In the wake of the boy-in-a-cage affair, ACT Education Minister Joy Burch has announced a wide review of how schools deal with children with challenging behaviour, from violence to classroom disruption.
The review will also look at students "complex needs" and at the use of "exclusionary withdrawal".
Emeritus Professor Anthony Shaddock will head the review into a problem he believes could involve as many as 20 per cent of school students, and said he would hold public meetings, and speak with challenging students, other students who felt threatened in schools, experts, families and anyone with a view to offer.
"As a former teacher, any behaviour that disrupts the good order of a classroom or a school and your ability to deliver, that's challenging, particularly if it might lead to some sort of contagion in a class, some sort of spread and a loss of control," Professor Shaddock said.
"As a young teacher, I remember feeling terrified at times when that sort of incident occurred. As you get older most teachers get better at dealing with it, but even so, experienced teachers are stressed by certain behaviours which are perhaps unpredictable, violent, extreme, damaging of property, damaging of the kids' own personal safety."
While the review was sparked by revelations in April that a Canberra primary school had built a cage-like structure in a classroom to contain a boy with autism, Professor Shaddock said it was not about people with particular diagnoses, but about problem behaviour . He would look at the treatment of the autistic boy in detail, but also look far wider, not only at children whose complex needs or challenging behaviour was related to a disability, but triggered by trauma, abuse, neglect or other issues.

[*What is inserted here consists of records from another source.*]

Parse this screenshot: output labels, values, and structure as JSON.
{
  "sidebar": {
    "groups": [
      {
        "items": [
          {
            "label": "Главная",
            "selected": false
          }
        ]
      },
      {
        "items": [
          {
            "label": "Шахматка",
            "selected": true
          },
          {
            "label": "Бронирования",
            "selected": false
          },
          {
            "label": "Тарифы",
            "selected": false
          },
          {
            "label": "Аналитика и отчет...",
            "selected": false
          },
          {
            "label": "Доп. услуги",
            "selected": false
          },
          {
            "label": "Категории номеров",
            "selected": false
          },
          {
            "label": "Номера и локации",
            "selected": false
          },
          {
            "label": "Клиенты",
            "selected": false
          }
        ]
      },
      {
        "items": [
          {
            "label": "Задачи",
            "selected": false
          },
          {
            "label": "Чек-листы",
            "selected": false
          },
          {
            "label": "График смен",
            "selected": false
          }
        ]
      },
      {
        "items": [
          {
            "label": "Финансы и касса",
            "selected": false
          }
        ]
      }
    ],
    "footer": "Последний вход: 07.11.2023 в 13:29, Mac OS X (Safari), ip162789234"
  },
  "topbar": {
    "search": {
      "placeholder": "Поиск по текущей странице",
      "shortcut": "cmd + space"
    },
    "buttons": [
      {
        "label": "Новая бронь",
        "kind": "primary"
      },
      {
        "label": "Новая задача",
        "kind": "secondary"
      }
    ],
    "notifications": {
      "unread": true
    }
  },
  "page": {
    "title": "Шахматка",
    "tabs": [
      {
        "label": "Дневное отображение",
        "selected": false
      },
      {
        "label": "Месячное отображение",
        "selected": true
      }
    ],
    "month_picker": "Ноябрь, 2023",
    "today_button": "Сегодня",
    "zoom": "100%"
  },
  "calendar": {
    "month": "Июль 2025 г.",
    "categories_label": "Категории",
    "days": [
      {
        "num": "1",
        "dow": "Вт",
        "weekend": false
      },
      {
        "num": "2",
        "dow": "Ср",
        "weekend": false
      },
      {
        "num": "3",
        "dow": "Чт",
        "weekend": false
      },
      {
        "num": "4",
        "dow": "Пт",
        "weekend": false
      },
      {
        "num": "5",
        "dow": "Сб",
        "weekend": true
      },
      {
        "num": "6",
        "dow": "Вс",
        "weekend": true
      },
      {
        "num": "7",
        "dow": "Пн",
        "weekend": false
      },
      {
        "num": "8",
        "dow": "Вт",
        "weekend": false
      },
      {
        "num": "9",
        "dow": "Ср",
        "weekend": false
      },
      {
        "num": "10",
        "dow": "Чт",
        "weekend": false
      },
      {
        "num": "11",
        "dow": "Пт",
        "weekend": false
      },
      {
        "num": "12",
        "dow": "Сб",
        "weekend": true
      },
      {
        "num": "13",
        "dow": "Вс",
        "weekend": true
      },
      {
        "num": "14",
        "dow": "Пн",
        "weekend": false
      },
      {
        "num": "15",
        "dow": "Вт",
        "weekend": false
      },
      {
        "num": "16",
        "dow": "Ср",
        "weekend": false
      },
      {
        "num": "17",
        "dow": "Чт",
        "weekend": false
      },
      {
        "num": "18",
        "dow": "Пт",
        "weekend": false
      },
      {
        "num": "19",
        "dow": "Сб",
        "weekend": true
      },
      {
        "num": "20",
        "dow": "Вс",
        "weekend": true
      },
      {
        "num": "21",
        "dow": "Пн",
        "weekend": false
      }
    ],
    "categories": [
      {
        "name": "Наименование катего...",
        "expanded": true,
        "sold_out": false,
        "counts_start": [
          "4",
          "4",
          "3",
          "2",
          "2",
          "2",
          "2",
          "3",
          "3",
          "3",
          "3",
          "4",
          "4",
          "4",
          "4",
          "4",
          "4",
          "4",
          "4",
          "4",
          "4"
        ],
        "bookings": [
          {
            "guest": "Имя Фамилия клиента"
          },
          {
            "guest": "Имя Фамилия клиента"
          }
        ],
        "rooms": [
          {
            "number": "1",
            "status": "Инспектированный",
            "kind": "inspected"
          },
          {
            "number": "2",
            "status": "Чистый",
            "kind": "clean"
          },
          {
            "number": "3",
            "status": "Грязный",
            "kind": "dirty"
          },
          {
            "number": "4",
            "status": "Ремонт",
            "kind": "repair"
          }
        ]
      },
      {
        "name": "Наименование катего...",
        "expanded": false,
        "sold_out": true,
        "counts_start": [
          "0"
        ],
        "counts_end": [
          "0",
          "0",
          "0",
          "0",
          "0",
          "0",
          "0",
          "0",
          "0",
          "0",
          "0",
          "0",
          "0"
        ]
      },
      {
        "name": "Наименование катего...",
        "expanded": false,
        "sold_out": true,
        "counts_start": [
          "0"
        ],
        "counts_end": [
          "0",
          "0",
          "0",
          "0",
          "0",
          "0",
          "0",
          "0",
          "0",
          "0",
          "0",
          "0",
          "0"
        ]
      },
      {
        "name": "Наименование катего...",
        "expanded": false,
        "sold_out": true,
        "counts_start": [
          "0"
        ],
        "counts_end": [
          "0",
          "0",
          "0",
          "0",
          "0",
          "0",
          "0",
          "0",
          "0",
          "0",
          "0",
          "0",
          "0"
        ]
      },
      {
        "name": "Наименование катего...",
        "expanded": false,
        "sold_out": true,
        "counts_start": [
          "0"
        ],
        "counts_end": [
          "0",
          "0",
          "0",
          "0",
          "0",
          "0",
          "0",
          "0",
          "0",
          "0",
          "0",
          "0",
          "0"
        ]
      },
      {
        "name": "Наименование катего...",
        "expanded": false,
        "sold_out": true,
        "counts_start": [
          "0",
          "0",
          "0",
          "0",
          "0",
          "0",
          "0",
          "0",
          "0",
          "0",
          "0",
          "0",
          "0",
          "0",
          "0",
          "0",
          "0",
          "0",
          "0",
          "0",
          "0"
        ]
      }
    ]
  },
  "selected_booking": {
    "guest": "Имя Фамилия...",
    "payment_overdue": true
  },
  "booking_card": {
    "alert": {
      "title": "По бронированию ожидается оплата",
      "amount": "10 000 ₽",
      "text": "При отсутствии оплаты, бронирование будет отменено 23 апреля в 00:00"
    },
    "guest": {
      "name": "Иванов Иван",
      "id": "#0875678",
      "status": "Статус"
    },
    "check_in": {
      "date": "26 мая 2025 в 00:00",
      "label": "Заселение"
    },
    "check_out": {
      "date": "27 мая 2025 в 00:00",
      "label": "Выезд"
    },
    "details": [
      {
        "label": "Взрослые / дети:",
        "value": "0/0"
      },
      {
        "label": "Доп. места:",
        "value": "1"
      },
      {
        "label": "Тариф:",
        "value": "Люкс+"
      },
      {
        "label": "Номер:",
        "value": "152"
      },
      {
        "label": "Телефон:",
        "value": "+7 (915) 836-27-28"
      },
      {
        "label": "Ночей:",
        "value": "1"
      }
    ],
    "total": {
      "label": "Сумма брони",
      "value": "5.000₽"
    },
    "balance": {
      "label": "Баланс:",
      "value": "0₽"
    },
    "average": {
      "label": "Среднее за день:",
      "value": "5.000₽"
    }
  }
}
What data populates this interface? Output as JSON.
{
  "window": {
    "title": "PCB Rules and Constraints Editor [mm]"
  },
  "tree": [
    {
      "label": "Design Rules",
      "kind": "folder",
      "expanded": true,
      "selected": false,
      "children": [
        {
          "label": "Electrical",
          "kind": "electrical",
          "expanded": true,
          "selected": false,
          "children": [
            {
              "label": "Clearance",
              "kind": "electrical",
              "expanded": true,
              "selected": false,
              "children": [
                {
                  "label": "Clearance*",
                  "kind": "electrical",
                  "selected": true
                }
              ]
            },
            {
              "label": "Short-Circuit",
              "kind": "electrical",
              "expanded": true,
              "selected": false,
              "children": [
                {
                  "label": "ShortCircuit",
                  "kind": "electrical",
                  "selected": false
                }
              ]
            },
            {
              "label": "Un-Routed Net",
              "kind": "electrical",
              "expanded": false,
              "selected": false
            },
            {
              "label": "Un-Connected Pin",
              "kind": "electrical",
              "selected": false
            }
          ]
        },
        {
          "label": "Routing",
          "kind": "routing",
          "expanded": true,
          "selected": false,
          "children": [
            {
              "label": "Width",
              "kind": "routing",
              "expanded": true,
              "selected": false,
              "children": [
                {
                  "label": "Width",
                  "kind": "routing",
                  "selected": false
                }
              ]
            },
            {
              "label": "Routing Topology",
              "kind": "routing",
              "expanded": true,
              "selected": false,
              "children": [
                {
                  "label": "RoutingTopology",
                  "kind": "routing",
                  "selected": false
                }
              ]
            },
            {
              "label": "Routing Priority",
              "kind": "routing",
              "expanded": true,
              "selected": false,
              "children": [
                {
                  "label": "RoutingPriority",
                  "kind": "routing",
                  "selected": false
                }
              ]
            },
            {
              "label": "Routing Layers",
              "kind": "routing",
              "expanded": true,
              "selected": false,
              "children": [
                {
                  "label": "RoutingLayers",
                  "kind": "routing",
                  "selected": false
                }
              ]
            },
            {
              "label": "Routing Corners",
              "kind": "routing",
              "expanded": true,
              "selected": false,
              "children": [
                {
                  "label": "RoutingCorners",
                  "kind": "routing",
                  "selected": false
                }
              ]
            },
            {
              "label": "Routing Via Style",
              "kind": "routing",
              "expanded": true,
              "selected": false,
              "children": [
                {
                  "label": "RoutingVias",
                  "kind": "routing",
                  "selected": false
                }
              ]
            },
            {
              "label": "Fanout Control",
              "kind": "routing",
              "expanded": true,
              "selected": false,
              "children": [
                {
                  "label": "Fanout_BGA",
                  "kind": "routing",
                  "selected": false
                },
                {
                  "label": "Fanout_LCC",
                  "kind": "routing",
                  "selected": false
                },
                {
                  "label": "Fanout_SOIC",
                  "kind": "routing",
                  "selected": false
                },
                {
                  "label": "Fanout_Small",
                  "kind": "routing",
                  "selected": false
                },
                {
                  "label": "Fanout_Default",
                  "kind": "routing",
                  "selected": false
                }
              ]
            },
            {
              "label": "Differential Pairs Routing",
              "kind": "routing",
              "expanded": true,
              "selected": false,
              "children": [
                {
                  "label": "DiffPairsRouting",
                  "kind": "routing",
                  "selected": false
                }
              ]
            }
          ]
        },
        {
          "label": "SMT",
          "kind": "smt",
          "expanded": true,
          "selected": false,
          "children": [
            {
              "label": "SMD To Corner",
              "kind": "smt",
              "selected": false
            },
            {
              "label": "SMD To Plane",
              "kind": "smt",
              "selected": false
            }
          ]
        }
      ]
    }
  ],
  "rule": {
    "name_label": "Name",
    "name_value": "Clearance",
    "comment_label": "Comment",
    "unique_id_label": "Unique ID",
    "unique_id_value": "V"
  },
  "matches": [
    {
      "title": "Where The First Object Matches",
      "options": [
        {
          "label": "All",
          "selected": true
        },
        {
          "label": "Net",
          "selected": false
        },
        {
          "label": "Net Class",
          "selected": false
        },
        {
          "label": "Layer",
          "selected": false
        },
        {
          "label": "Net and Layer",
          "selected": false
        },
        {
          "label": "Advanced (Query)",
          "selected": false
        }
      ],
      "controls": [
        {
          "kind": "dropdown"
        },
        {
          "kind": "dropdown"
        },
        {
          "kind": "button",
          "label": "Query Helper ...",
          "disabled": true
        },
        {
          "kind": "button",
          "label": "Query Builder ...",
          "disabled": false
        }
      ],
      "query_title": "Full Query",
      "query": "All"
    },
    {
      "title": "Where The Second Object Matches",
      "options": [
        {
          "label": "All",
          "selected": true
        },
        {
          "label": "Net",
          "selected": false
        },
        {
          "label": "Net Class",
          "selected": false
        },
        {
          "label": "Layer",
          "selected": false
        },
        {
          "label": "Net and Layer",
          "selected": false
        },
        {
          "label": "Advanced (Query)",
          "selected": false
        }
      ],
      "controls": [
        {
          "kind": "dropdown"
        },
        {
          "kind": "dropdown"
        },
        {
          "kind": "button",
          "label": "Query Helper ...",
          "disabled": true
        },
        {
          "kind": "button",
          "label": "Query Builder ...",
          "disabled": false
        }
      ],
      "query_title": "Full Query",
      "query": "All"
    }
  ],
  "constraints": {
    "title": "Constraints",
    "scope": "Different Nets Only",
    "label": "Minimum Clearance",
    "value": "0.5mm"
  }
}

"We shouldn't get hung up on diagnoses and labels, we should be looking at behaviour," he said.
"How do schools reasonably respond to that? Are there ways we can do that more proactively, more efficiently - ways that look after the competing rights of other students, the teachers?"
She was looking to ensure students and teachers were supported.
"Within our school communities there are students of all ages, across all classes, across all suburbs that come to school and are challenging for teachers and for that school community. We've got to continue the good work we do, but look to what else we can add."
Last month, Ms Burch also ordered an internal investigation into how the primary school came to build a cage for an autistic boy. She said the investigation had been more complex than expected, with human resources issues, but should be completed in a couple of weeks. Meantime, the principal was still on administrative duties in the education department and the child was attending school.
"This was a one off incident that still to this day I cannot understand how a series of decisions resulted in that," she said.
Professor Shaddock, a psychologist and educator, is emeritus professor at the University of Canberra. Also on the panel are pediatrician Sue Packer, and ACT Children and Young People Commissioner Alasdair Roy, with the option to co-opt consultants and set up reference groups. They will report in October. Professor Shaddock said that while he hadn't worked out the detail of how he would conduct the review, his aim was "to keep consulting with people until you're not getting one new idea".
ACT secretary of the Australian Education Union Glenn Fowler said the review had an "ambitious agenda", but the union welcomed "any attempt to examine the cause of disruptive behaviour".
Medical advances and mainstreaming meant more students than ever before with complex needs, he said.
He urged the reviewers to look at the number of mental health professionals in schools, with the union pushing a ratio of one pyschologist for 500 students, compared with the current rate in the ACT of one per 900.
"School chaplaincy programs to us is the wrong direction, we need health professionals as the priority," he said.
He accused Mr Burch of tainting the separate investigation into the cage by her public comments blaming "extreme poor decision making".